## Aim of the task
Set the entries down again exactly; none may be skipped.

## Data under study
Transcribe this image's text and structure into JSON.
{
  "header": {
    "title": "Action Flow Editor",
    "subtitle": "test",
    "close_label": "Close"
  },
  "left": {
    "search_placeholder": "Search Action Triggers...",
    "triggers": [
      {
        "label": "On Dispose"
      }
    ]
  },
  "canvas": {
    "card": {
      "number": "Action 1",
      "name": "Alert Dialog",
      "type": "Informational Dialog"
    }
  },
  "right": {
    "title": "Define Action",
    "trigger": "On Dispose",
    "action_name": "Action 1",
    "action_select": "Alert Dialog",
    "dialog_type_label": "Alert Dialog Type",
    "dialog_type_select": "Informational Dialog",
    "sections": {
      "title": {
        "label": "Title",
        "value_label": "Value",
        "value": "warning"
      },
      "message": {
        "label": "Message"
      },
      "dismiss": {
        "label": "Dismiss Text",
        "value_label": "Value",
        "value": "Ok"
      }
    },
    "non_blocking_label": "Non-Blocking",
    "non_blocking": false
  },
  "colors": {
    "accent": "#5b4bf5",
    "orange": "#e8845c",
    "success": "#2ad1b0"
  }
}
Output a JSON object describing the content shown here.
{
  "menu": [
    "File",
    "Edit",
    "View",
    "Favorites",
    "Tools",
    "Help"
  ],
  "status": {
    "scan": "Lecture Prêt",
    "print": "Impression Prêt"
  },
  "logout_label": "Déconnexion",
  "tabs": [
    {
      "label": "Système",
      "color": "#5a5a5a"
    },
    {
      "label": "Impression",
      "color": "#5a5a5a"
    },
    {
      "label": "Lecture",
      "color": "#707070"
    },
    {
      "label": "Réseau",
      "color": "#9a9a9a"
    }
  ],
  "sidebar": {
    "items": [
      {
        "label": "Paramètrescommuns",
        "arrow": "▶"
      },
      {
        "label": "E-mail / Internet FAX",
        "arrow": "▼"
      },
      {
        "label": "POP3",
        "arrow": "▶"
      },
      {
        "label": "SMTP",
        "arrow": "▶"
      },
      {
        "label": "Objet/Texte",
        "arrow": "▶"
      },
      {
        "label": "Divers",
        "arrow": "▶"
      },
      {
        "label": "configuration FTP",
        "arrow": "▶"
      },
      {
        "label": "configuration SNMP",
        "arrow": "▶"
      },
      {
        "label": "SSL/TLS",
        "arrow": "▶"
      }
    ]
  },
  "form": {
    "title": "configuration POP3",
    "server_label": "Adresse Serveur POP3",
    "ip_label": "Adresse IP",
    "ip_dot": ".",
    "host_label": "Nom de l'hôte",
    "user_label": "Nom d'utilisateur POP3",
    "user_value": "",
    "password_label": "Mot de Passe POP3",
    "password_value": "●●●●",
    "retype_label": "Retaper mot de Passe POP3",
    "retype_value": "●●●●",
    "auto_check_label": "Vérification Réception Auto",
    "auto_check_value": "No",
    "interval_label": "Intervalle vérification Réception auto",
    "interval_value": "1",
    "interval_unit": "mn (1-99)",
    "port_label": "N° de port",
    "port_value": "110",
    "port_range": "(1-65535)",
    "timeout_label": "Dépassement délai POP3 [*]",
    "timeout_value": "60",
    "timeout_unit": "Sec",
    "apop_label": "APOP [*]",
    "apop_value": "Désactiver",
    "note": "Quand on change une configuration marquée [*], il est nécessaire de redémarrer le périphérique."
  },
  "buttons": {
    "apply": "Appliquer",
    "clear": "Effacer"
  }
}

## Task solution
Transcribe this image's text and structure into JSON.
{
  "header": {
    "title": "Action Flow Editor",
    "subtitle": "test",
    "close_label": "Close"
  },
  "left": {
    "search_placeholder": "Search Action Triggers...",
    "triggers": [
      {
        "label": "On Dispose"
      }
    ]
  },
  "canvas": {
    "card": {
      "number": "Action 1",
      "name": "Alert Dialog",
      "type": "Informational Dialog"
    }
  },
  "right": {
    "title": "Define Action",
    "trigger": "On Dispose",
    "action_name": "Action 1",
    "action_select": "Alert Dialog",
    "dialog_type_label": "Alert Dialog Type",
    "dialog_type_select": "Informational Dialog",
    "sections": {
      "title": {
        "label": "Title",
        "value_label": "Value",
        "value": "warning"
      },
      "message": {
        "label": "Message"
      },
      "dismiss": {
        "label": "Dismiss Text",
        "value_label": "Value",
        "value": "Ok"
      }
    },
    "non_blocking_label": "Non-Blocking",
    "non_blocking": false
  },
  "colors": {
    "accent": "#5b4bf5",
    "orange": "#e8845c",
    "success": "#2ad1b0"
  }
}
Output a JSON object describing the content shown here.
{
  "menu": [
    "File",
    "Edit",
    "View",
    "Favorites",
    "Tools",
    "Help"
  ],
  "status": {
    "scan": "Lecture Prêt",
    "print": "Impression Prêt"
  },
  "logout_label": "Déconnexion",
  "tabs": [
    {
      "label": "Système",
      "color": "#5a5a5a"
    },
    {
      "label": "Impression",
      "color": "#5a5a5a"
    },
    {
      "label": "Lecture",
      "color": "#707070"
    },
    {
      "label": "Réseau",
      "color": "#9a9a9a"
    }
  ],
  "sidebar": {
    "items": [
      {
        "label": "Paramètrescommuns",
        "arrow": "▶"
      },
      {
        "label": "E-mail / Internet FAX",
        "arrow": "▼"
      },
      {
        "label": "POP3",
        "arrow": "▶"
      },
      {
        "label": "SMTP",
        "arrow": "▶"
      },
      {
        "label": "Objet/Texte",
        "arrow": "▶"
      },
      {
        "label": "Divers",
        "arrow": "▶"
      },
      {
        "label": "configuration FTP",
        "arrow": "▶"
      },
      {
        "label": "configuration SNMP",
        "arrow": "▶"
      },
      {
        "label": "SSL/TLS",
        "arrow": "▶"
      }
    ]
  },
  "form": {
    "title": "configuration POP3",
    "server_label": "Adresse Serveur POP3",
    "ip_label": "Adresse IP",
    "ip_dot": ".",
    "host_label": "Nom de l'hôte",
    "user_label": "Nom d'utilisateur POP3",
    "user_value": "",
    "password_label": "Mot de Passe POP3",
    "password_value": "●●●●",
    "retype_label": "Retaper mot de Passe POP3",
    "retype_value": "●●●●",
    "auto_check_label": "Vérification Réception Auto",
    "auto_check_value": "No",
    "interval_label": "Intervalle vérification Réception auto",
    "interval_value": "1",
    "interval_unit": "mn (1-99)",
    "port_label": "N° de port",
    "port_value": "110",
    "port_range": "(1-65535)",
    "timeout_label": "Dépassement délai POP3 [*]",
    "timeout_value": "60",
    "timeout_unit": "Sec",
    "apop_label": "APOP [*]",
    "apop_value": "Désactiver",
    "note": "Quand on change une configuration marquée [*], il est nécessaire de redémarrer le périphérique."
  },
  "buttons": {
    "apply": "Appliquer",
    "clear": "Effacer"
  }
}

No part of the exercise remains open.